Steve Jobs: “You don’t want your phone to be an open platform.”
More Steve Jobs: “These are devices that need to work, and you can’t do that if you load any software on them. That doesn’t mean there’s not going to be software to buy that you can load on them coming from us. It doesn’t mean we have to write it all, but it means it has to be more of a controlled environment.”
It’s widely understood that Microsoft beat Apple in the PC game because Apple was a tightly integrated, closed platform, whereas Microsoft was an open ecosystem where anyone could play (albeit at their own peril).
Clearly, the strategy has not adapted well to digital media players. Why? Because people are tired of products that don’t work. Anyone who has ever had to glue a PC back together for a family member knows what I mean.
Does “open” have to mean “poorly integrated” though? Clearly, I don’t think so, given how much I’ve invested in Linux over the years and how much I’m investing in the LSB now. And the job the distributions do in the Linux world is nothing short of amazing, if you think about it—taking thousands of moving parts written by thousands of different people and crafting them into what appears, for the most part, to be an orchestrated whole.
Personal experience bears this out too—it’s not that the entire Windows Media ecosystem produces bad products (iTunes pales in comparison to Rhapsody), it’s that the integration points are extremely fragile (e.g., I tried Rhapsody To Go with a Plays For Sure device, which was an awful experience). In other words, just like a chain, an open ecosystem is only as strong as its weakest link, because it’s the links where things break.
Sure, there are bad products. I’ve owned no less than two MP3 players in the last few years, and they were pretty terrible.
It’s the very, very simple things too. For example, I listen to a lot of podcasts. There’s (gasp!) a Podcasts menu on the iPod, whereas on every other device I’ve owned, podcasts are interspersed with the music, making them difficult to find and, adding insult to injury, mixing gobbledygook into my otherwise well organized collection. Furthermore (gasp!), the iPod keeps track of which podcasts I listen to, and in concert with iTunes, automatically deletes the ones I’m done with. Them’s lasers!
Ah, iTunes. Despite the fact that anyone in the world can write a podcatcher (it’s just RSS with enclosures, fer godsakes), the only one I’ve ever used that works worth a damn is iTunes. Everything else is just “integrated” with bailing wire—create a Windows Media playlist, drop it in this directory, etc.

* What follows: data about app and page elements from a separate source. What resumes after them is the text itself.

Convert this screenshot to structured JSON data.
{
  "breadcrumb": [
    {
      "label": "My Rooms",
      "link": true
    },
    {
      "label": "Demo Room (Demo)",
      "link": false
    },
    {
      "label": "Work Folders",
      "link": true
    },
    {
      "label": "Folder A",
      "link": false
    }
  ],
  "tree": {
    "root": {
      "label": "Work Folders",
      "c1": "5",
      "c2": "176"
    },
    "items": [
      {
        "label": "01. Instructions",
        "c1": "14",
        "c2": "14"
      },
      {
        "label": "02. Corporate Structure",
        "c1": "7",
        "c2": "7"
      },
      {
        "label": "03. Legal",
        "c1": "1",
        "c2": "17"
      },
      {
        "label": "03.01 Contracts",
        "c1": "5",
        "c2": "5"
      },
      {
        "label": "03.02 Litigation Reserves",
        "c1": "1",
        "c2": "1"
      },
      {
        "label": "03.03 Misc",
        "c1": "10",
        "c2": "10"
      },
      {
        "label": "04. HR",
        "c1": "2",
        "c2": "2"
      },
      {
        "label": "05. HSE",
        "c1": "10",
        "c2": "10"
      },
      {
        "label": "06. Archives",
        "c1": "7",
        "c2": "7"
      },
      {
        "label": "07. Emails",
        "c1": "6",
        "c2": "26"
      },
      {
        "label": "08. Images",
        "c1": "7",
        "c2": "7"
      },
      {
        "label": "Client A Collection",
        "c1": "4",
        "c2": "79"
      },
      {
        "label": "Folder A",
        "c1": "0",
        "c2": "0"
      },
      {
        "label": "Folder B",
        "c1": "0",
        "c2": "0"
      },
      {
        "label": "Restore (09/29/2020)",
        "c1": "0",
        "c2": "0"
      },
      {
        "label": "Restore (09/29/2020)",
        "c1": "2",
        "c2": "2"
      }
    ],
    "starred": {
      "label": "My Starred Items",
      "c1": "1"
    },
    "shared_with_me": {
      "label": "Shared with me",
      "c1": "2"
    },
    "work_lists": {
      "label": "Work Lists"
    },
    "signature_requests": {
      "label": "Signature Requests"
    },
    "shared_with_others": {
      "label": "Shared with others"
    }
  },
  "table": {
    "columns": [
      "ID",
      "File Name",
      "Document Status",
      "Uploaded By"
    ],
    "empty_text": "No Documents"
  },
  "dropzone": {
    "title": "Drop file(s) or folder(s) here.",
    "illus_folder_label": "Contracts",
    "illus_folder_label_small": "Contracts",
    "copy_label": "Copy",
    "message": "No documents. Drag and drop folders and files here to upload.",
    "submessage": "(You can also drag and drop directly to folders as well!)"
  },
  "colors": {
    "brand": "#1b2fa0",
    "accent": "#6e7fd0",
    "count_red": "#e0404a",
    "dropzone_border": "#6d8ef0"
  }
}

The situation on Linux is a bit better, but guess what—Rhythmbox, Banshee, etc. didn’t work with either of the open media players I owned, even though the integration point for one of them was the file system. No, the players on Linux support the iPod best because that’s what everyone has, and if I’m going to pay extra for the iPod, aren’t I primarily buying the integrated experience? (On a related note, I’ve never understood why people pay top dollar for Macs and install Linux on them. But I digress..)
Once you taste the fruit of the integrated experience, it’s easy to get sucked in all the way. I eventually tired of all the wasted time and money trying to use an open media player and broke down and bought an iPod. Not too long after, I canceled my Rhapsody subscription. Why? Because I couldn’t use it with my iPod. My overall music experience is diminished (I’m a big believer in the celestial jukebox), but I want one music platform, not two. And the iPod is the one with critical mass. Anything else is swimming upstream.
Are open platforms doomed then? I think that’s, as they say, throwing the baby out with the bath water. The key is to have open interfaces, and the key to having open interfaces that work is cooperation between the vendors that implement them. Perhaps surprisingly, the iPod is a good example of how it can be done. The biggest reason for my iPod purchase: I can hook it directly into my car stereo instead of using an FM transmitter. Apple isn’t getting into the car business—it’s decided to cooperate with other companies to make this work. And you don’t hear too much about people calling their technophile relatives to come glue their cars back together. (And talk about the importance of not crashing..)
The lesson here, it seems to me, is that an ecosystem is never the sum of its parts—it’s either a whole lot more or a whole lot less. Furthermore, it’s the responsibility of the vendors (and community) that make up that ecosystem to ensure the result comes up on the right side of the equation in the final analysis.